§ **TASK DETAILS**:
Run through the records and, wherever a line holds the word "Ajustes", return that line.

### THE INPUT

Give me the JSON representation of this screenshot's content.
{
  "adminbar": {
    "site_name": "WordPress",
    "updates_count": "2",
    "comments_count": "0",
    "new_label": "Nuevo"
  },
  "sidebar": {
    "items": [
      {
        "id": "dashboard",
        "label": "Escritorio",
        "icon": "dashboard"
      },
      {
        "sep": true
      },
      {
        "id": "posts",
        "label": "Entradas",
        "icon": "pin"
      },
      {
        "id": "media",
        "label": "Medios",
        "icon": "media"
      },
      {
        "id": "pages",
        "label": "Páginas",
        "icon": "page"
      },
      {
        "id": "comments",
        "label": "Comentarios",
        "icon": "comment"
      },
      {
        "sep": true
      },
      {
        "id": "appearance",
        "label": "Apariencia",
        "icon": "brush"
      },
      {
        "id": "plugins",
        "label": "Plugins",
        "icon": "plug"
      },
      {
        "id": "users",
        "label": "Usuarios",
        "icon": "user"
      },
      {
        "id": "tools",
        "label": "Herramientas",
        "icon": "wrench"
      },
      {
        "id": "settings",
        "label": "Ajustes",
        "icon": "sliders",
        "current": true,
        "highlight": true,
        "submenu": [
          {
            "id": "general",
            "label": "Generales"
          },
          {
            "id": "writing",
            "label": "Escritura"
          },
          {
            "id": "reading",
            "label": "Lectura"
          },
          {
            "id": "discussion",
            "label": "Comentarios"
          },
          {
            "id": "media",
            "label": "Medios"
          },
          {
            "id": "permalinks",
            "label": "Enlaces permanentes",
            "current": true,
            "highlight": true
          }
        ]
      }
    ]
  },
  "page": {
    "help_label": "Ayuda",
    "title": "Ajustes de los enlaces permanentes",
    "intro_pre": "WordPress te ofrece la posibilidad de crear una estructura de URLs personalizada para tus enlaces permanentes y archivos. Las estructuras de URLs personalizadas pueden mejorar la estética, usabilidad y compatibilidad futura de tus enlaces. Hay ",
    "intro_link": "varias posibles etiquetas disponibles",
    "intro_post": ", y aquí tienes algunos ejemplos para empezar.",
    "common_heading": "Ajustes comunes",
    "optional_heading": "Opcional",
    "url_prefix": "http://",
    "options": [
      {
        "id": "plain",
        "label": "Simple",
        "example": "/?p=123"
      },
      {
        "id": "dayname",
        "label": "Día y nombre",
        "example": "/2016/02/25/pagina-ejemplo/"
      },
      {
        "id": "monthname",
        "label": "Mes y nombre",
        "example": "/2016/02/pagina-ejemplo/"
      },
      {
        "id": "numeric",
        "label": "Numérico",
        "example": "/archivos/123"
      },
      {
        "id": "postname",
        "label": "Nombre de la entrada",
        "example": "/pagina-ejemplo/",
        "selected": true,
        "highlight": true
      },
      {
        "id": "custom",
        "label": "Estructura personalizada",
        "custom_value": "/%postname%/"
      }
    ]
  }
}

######

§ **WRITTEN ANSWER**:
        "label": "Ajustes",
    "title": "Ajustes de los enlaces permanentes",
    "common_heading": "Ajustes comunes",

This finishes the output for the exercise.